As mentioned above, model manufacturers often bring out paint schemes that must've come to them in a dream and back in the Blue Box Era, the plastered various road names on Santa Fe steel cabooses at random.

 

Deano,I think that was because they needed a caboose to go with their locomotive road names and presto  a SF or SP caboose style became good enough  for filling that need.DeadBlack Eye

I still chuckle over a PRR sidebay or a Santa Fe type caboose lettered for C&O.Bang Head

 

Hey, I still have one of those Blue Box Santa Fe type cabooses lettered for C & O! I believe it is one day either going to be used as a de-throned maintenance shed on my layout or it is headed for the silent auction at the fall meet that my round-robin group puts on in September.

Tom Modeling the free-lanced Toledo Erie Central switching layout.
  • Member since
    July, 2006
  • From: Boise, Idaho
  • 868 posts
Posted by E-L man tom on Tuesday, March 28, 2017 5:40 PM

We need to see som L&N and Erie Cabooses in HO Scale.

I'll take a couple.

 

I agree with you wholeheartedly on that; especially Erie.

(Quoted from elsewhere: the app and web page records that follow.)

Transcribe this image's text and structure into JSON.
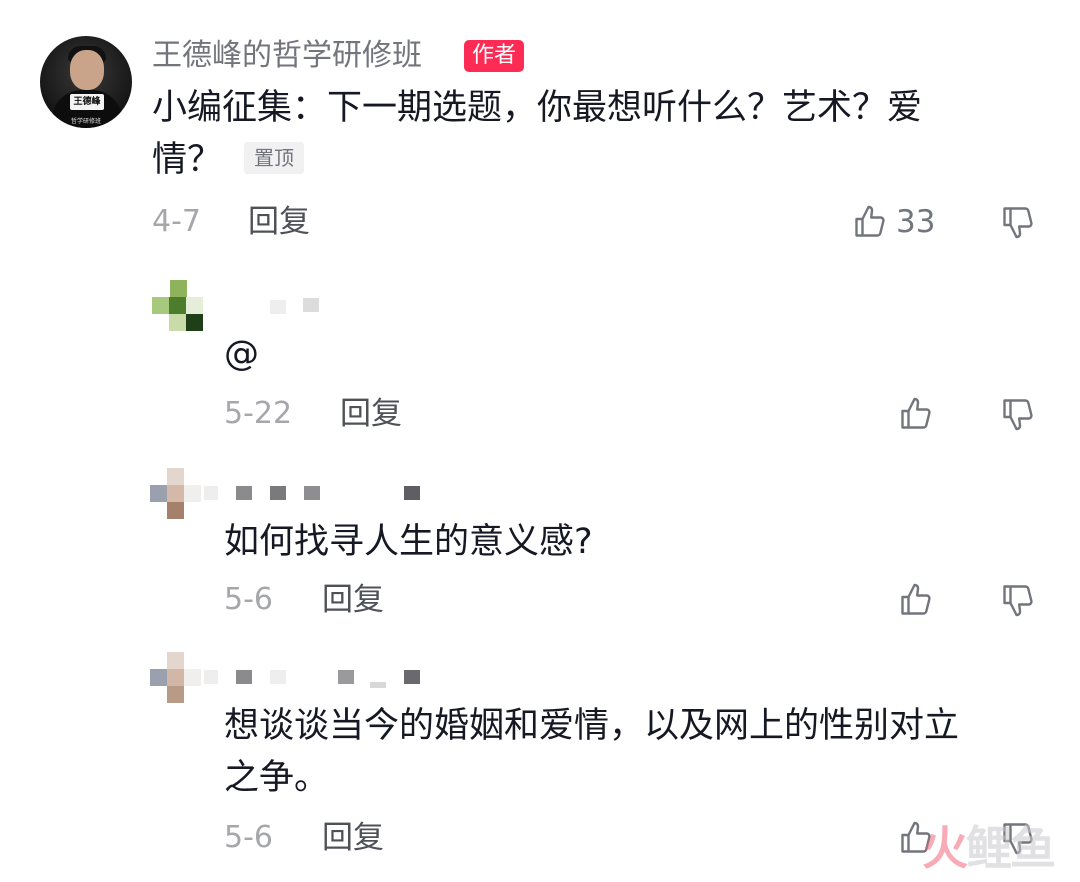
{
  "author_comment": {
    "username": "王德峰的哲学研修班",
    "author_tag": "作者",
    "avatar_badge": "王德峰",
    "avatar_caption": "哲学研修班",
    "text_line1": "小编征集：下一期选题，你最想听什么？艺术？爱",
    "text_line2": "情？",
    "pin_tag": "置顶",
    "date": "4-7",
    "reply_label": "回复",
    "like_count": "33"
  },
  "replies": [
    {
      "text": "@",
      "date": "5-22",
      "reply_label": "回复"
    },
    {
      "text": "如何找寻人生的意义感?",
      "date": "5-6",
      "reply_label": "回复"
    },
    {
      "text_line1": "想谈谈当今的婚姻和爱情，以及网上的性别对立",
      "text_line2": "之争。",
      "date": "5-6",
      "reply_label": "回复"
    }
  ],
  "watermark": {
    "part1": "火",
    "part2": "鲤鱼"
  },
  "icons": {
    "like": "thumbs-up-icon",
    "dislike": "thumbs-down-icon"
  }
}
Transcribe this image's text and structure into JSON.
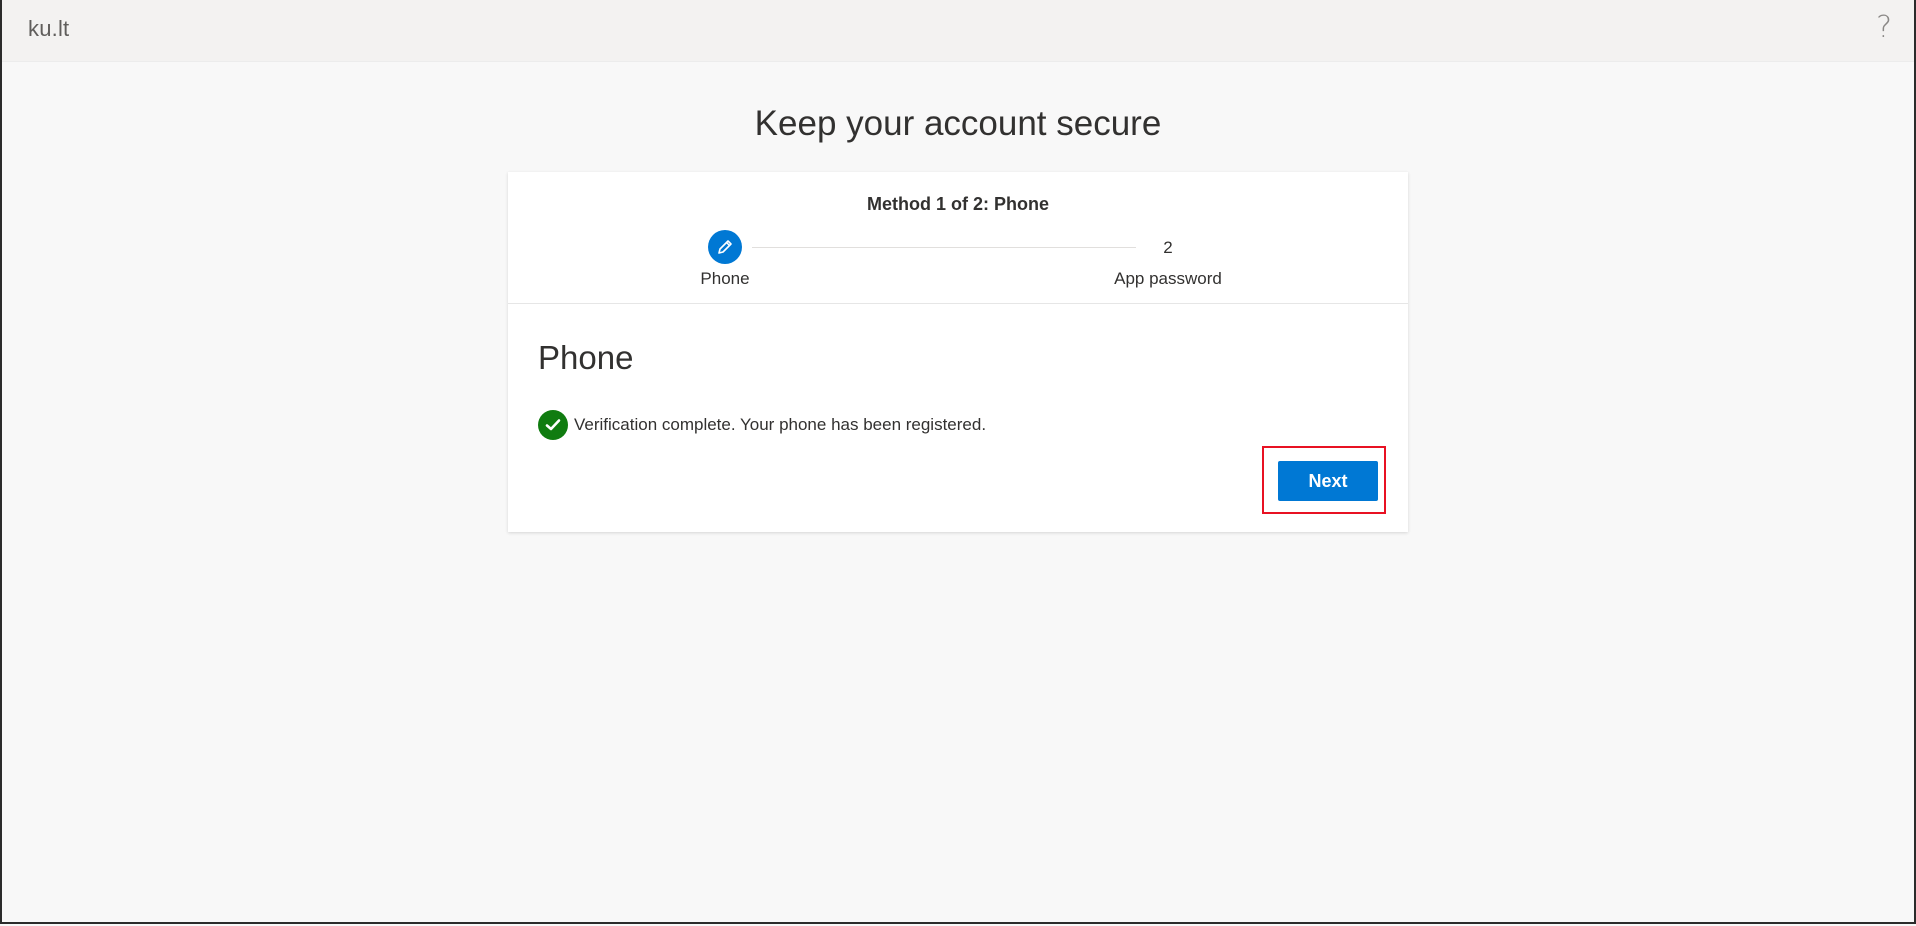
{
  "header": {
    "brand": "ku.lt",
    "help_icon": "question-mark-icon",
    "help_glyph": "?"
  },
  "page": {
    "title": "Keep your account secure"
  },
  "wizard": {
    "method_label": "Method 1 of 2: Phone",
    "steps": [
      {
        "label": "Phone",
        "state": "current",
        "icon": "pencil-icon"
      },
      {
        "number": "2",
        "label": "App password",
        "state": "pending"
      }
    ]
  },
  "section": {
    "title": "Phone",
    "status_icon": "checkmark-circle-icon",
    "status_text": "Verification complete. Your phone has been registered."
  },
  "actions": {
    "next_label": "Next"
  },
  "colors": {
    "accent": "#0078d4",
    "success": "#107c10",
    "highlight": "#e81123"
  }
}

I have tried for years to find a plastic version of the Erie class N3A caboose. About 20 years ago, Overland Models had a brass one available - - for $160 to $180! Needless to say, I didn't take them up on that.

Tom Modeling the free-lanced Toledo Erie Central switching layout.

Subscriber & Member Login

Login, or register today to interact in our online community, comment on articles, receive our newsletter, manage your account online and more!
Popular on ModelRailroader.com
Model Railroader Newsletter See all
Sign up for our FREE e-newsletter and get model railroad news in your inbox!
ADVERTISEMENT
ADVERTISEMENT

Search the Community

Users Online

ADVERTISEMENT
Find us on Facebook